When you run a horse rescue, and you check in on your horses and they look like this (below), it’s your duty to ask questions. When the adopters didn’t answer my text inquiring about the horses, I’m sure I assumed the worst. I’m sure I wasn’t as compassionate and understanding of the humans as I could have been. But when you’ve seen as many starved and neglected horses as I’ve seen, and you’ve heard all manner of excuses for humans failing horses, I’d made up my mind that there was no excuse for all three of our former residents looking so poor. (Even Everest, our little Fatty McFatterson easy keeper was in poor body condition.)

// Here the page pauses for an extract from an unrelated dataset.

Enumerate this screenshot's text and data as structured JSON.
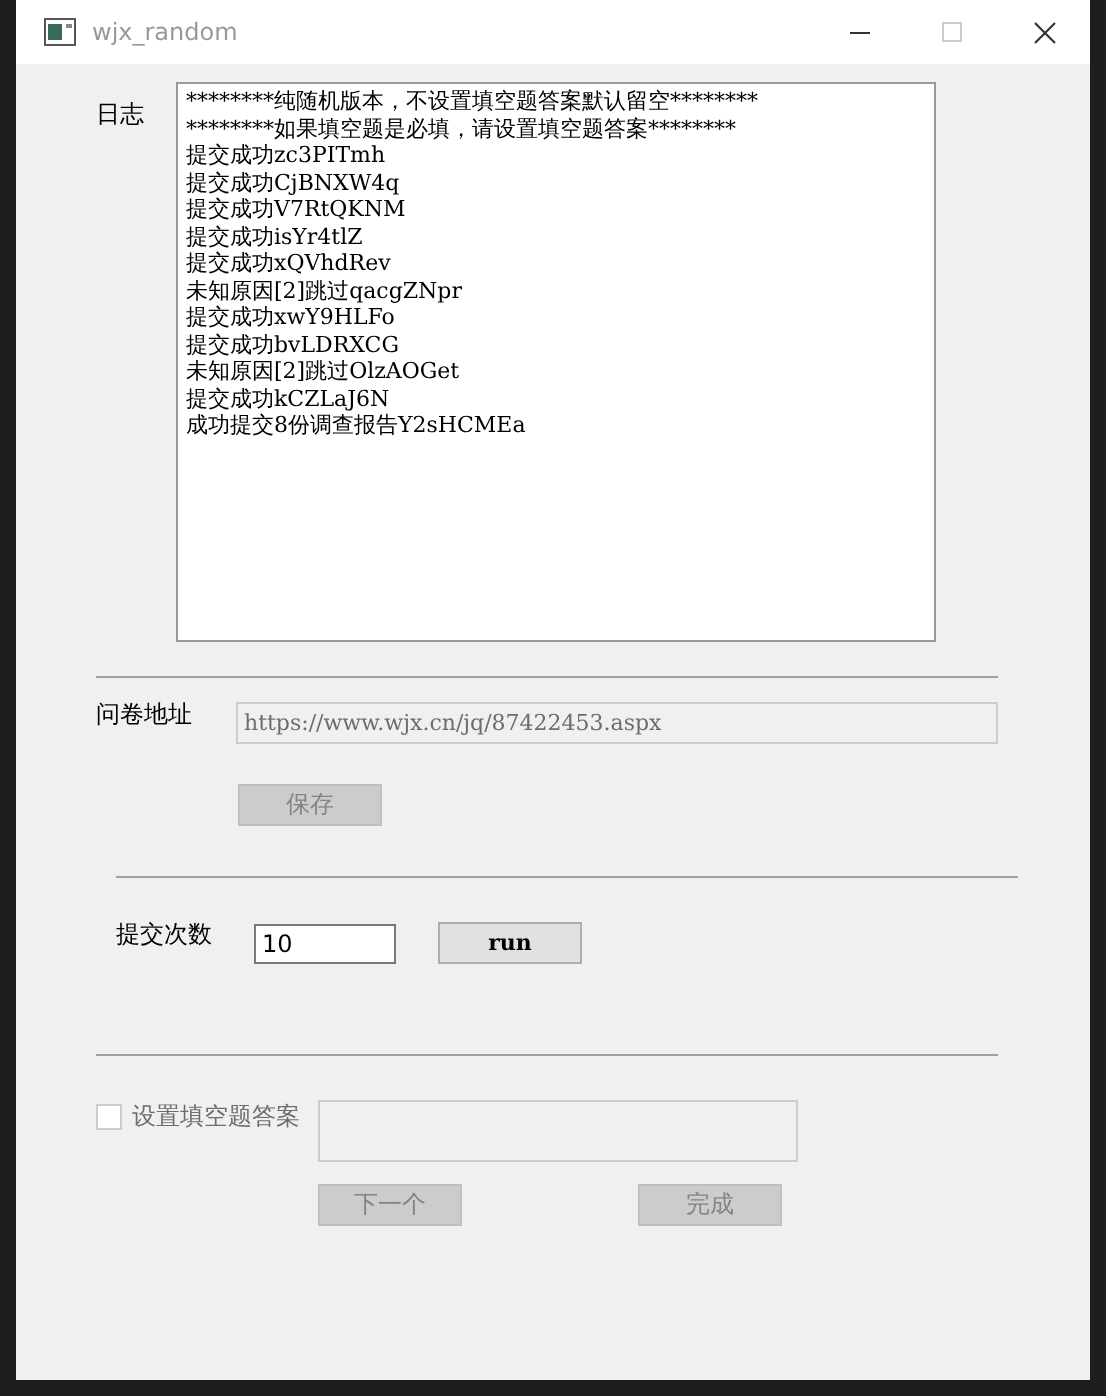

When I didn’t hear back, I reminded the adopters of their commitment to Swingin’ D’s standards of care vis-à-vis the contract. I reminded them the rescue had a right and a duty to revoke the adoption if we were dissatisfied with the horses’ condition.
All the adopters had to do was agree to do better. We offered to help. We would have paid for whatever the horses needed to get back into good condition.
We didn’t want or need these horses. In fact, we had to make room for them once the owners announced they no longer wanted them. We wanted them to live their Happily Ever After with a house full of squealing little girls.
Within 60 days, Jake went from looking like a bag of bones covered in a dull coat, to the amazing creature in the photo above. All it took was commitment to proper care, which our contracts require.
Jake deserves a final adoption. He deserves a human who understands and accepts the commitment required to provide for another living being: Someone who gets that horses can’t trim their own feet; feed themselves or find water on a dry lot; medicate themselves to fend off parasites; or call the vet when they’re sick.
You know how, when you marry someone and they get on your nerves, but you can’t just walk away because you made a vow to love, honor and cherish them in sickness and in health, forsaking all others, for long as you both shall live and yada yada? Sometimes you don’t want or need that spouse. In fact, sometimes you may feel like your life would be so much easier without him. During those times, the vow may be the only thing that keeps you hanging on.
Our adoption contracts are like that vow. Having a horse is not always easy; and when it’s not, it’s the commitment that keeps you going. Responsible owners buck up and figure it out. They don’t abandon their horse when the going gets tough; or if they do decide it’s too much, they do the responsible thing and surrender the horse to a reputable rescue – before it loses hundreds of pounds.
How do you think these horses feel when, suddenly, the human they’re accustomed to hanging out with no longer shows up with carrots and kisses? You think the Ghosts and Jake didn’t miss those squealing little girls running picks through their hair, braiding their tails and showering them with love? I can assure you, they did miss them; and every time a human abandons them, they lose a little bit of hope and their ability to trust. I swear you can see their skepticism in their eyes.
No, we didn’t want Jake – or any of these horses for that matter. No rescuer sits around pining for her next unwanted horse. But we welcome them with open arms when the humans they’ve grown to know, love and trust decide it’s not working out. Even if we have to do it again and again and again.